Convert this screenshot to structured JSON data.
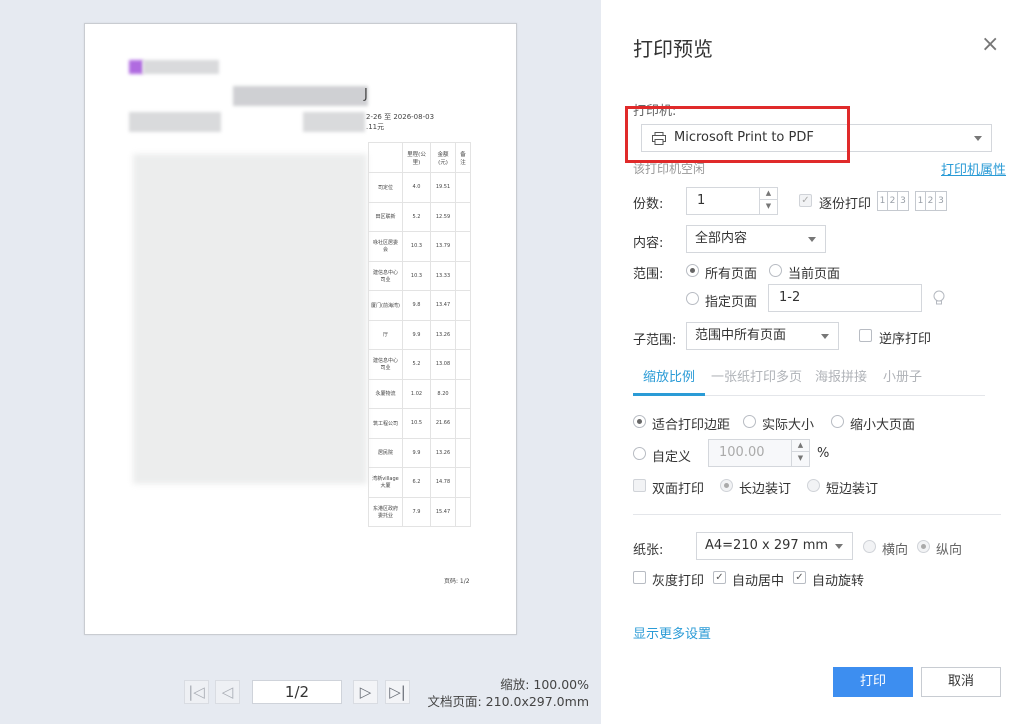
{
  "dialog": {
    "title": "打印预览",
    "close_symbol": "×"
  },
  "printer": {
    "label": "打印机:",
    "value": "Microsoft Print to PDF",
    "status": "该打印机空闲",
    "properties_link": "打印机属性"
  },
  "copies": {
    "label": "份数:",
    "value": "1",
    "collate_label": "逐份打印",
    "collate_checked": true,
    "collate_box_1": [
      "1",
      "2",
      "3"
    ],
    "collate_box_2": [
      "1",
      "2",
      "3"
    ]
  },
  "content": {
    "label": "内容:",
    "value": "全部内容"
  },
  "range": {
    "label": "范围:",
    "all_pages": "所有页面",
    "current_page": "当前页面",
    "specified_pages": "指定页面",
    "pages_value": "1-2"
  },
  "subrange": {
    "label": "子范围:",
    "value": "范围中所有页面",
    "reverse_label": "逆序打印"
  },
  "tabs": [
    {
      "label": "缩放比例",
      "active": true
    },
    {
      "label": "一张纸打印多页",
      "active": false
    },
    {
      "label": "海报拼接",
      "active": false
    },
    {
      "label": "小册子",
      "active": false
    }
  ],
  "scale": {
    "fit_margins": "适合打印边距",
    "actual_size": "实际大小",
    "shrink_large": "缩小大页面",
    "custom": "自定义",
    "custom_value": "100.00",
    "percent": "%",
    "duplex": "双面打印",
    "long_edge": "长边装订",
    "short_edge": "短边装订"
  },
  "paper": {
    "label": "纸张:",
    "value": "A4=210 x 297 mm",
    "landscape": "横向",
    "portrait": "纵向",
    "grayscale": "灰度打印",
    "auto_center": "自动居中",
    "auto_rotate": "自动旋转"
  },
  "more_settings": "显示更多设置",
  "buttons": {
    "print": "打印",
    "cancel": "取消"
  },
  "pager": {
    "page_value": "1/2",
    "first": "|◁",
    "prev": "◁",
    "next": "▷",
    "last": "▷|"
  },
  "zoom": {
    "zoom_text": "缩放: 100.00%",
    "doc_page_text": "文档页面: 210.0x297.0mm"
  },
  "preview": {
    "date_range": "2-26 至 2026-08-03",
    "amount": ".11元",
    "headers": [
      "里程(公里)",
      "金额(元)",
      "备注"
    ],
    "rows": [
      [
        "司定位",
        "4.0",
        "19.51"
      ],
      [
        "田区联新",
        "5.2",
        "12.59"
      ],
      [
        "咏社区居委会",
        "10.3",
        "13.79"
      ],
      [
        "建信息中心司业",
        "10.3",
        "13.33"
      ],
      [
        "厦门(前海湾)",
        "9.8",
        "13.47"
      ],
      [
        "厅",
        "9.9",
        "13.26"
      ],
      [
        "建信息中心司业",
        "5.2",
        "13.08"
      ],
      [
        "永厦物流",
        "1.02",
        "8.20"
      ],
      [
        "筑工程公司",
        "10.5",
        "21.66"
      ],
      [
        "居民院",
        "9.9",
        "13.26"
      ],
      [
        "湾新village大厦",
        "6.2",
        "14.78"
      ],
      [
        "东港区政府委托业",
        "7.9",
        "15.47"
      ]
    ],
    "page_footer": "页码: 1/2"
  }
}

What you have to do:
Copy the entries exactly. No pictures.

Solution:
Convert this screenshot to structured JSON data.
{
  "dialog": {
    "title": "打印预览",
    "close_symbol": "×"
  },
  "printer": {
    "label": "打印机:",
    "value": "Microsoft Print to PDF",
    "status": "该打印机空闲",
    "properties_link": "打印机属性"
  },
  "copies": {
    "label": "份数:",
    "value": "1",
    "collate_label": "逐份打印",
    "collate_checked": true,
    "collate_box_1": [
      "1",
      "2",
      "3"
    ],
    "collate_box_2": [
      "1",
      "2",
      "3"
    ]
  },
  "content": {
    "label": "内容:",
    "value": "全部内容"
  },
  "range": {
    "label": "范围:",
    "all_pages": "所有页面",
    "current_page": "当前页面",
    "specified_pages": "指定页面",
    "pages_value": "1-2"
  },
  "subrange": {
    "label": "子范围:",
    "value": "范围中所有页面",
    "reverse_label": "逆序打印"
  },
  "tabs": [
    {
      "label": "缩放比例",
      "active": true
    },
    {
      "label": "一张纸打印多页",
      "active": false
    },
    {
      "label": "海报拼接",
      "active": false
    },
    {
      "label": "小册子",
      "active": false
    }
  ],
  "scale": {
    "fit_margins": "适合打印边距",
    "actual_size": "实际大小",
    "shrink_large": "缩小大页面",
    "custom": "自定义",
    "custom_value": "100.00",
    "percent": "%",
    "duplex": "双面打印",
    "long_edge": "长边装订",
    "short_edge": "短边装订"
  },
  "paper": {
    "label": "纸张:",
    "value": "A4=210 x 297 mm",
    "landscape": "横向",
    "portrait": "纵向",
    "grayscale": "灰度打印",
    "auto_center": "自动居中",
    "auto_rotate": "自动旋转"
  },
  "more_settings": "显示更多设置",
  "buttons": {
    "print": "打印",
    "cancel": "取消"
  },
  "pager": {
    "page_value": "1/2",
    "first": "|◁",
    "prev": "◁",
    "next": "▷",
    "last": "▷|"
  },
  "zoom": {
    "zoom_text": "缩放: 100.00%",
    "doc_page_text": "文档页面: 210.0x297.0mm"
  },
  "preview": {
    "date_range": "2-26 至 2026-08-03",
    "amount": ".11元",
    "headers": [
      "里程(公里)",
      "金额(元)",
      "备注"
    ],
    "rows": [
      [
        "司定位",
        "4.0",
        "19.51"
      ],
      [
        "田区联新",
        "5.2",
        "12.59"
      ],
      [
        "咏社区居委会",
        "10.3",
        "13.79"
      ],
      [
        "建信息中心司业",
        "10.3",
        "13.33"
      ],
      [
        "厦门(前海湾)",
        "9.8",
        "13.47"
      ],
      [
        "厅",
        "9.9",
        "13.26"
      ],
      [
        "建信息中心司业",
        "5.2",
        "13.08"
      ],
      [
        "永厦物流",
        "1.02",
        "8.20"
      ],
      [
        "筑工程公司",
        "10.5",
        "21.66"
      ],
      [
        "居民院",
        "9.9",
        "13.26"
      ],
      [
        "湾新village大厦",
        "6.2",
        "14.78"
      ],
      [
        "东港区政府委托业",
        "7.9",
        "15.47"
      ]
    ],
    "page_footer": "页码: 1/2"
  }
}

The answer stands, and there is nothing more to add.